The Old Centre of Dronfield — Ann Brown – 1st December 2014

Ann, who is a local Sheffield University his­tory gradu­ate, chose a career as a his­tory teacher. With her obvi­ous pas­sion for the his­tory of Dronfield she is now the Archivist for the Old Dronfield Society, which was formed in 1968.

The cul­min­a­tion of all the Society’s efforts is now coming together with the Dronfield Heritage Project, open­ing in a year or so. This involves con­vert­ing the Dronfield Hall Barn, dating back to 1429, into a Heritage and Arts activ­it­ies centre. (

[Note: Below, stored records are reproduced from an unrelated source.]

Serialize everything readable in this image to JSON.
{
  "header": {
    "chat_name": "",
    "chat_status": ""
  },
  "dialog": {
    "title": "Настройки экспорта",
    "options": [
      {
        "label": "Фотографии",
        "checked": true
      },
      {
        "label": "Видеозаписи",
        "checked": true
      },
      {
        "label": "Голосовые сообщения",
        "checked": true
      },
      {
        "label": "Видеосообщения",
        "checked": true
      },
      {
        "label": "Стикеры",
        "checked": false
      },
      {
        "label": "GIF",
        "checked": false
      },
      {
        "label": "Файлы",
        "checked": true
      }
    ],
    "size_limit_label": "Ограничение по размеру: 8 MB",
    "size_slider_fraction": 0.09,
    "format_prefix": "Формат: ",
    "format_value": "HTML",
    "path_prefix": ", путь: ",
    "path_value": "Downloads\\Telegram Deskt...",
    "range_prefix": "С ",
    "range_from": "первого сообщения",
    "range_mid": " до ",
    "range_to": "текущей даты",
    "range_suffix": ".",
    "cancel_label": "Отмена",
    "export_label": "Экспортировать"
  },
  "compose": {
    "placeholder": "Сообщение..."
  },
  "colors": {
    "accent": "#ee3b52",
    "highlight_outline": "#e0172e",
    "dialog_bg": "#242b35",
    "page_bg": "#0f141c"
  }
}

Ann gave us a taste of the his­tory of Dronfield, named after the River Drone run­ning along the valley. Originally an Anglo Saxon set­tle­ment, it slowly developed in the Middle Ages as a sta­ging post from East to West.

The present Church, reflect­ing the pre and post Reformation peri­ods and the largest in Derbyshire, was built in the 1400s, although there was a Norman Church from 1135 and a preach­ing cross before that.

When lead was ser­i­ously exploited in the Peek District, local fam­il­ies (Cecil, Rotherham, Burton) built the manor houses that still remain, with the earn­ings from trans­port­ing the lead to the nearest port in the East even­tu­ally using the main turn­pike road built in 1795. There were dams and water­wheels on the Drone at this time.

With the coming of the Railways in 1870, and the exploit­a­tion of the local coal seams, Dronfield ini­tially developed indus­tri­ally along the valley and on Callywhite Lane. This didn’t expand as expec­ted, but some of the old build­ings were saved from demoli­tion. Ann high­lighted those of import­ance, citing their method of con­struc­tion, includ­ing sev­eral Coaching Inns, cruck barns  and the ori­ginal and present schools asso­ci­ated with Henry Fanshawe.

Today Dronfield has a by-pass and sev­eral large hous­ing devel­op­ments which sur­round the old town.

A guided walk around the Old Centre, in the summer, would put the details into con­text and is a dis­tinct pos­sib­il­ity.

A very enjoy­able and inter­est­ing morn­ing.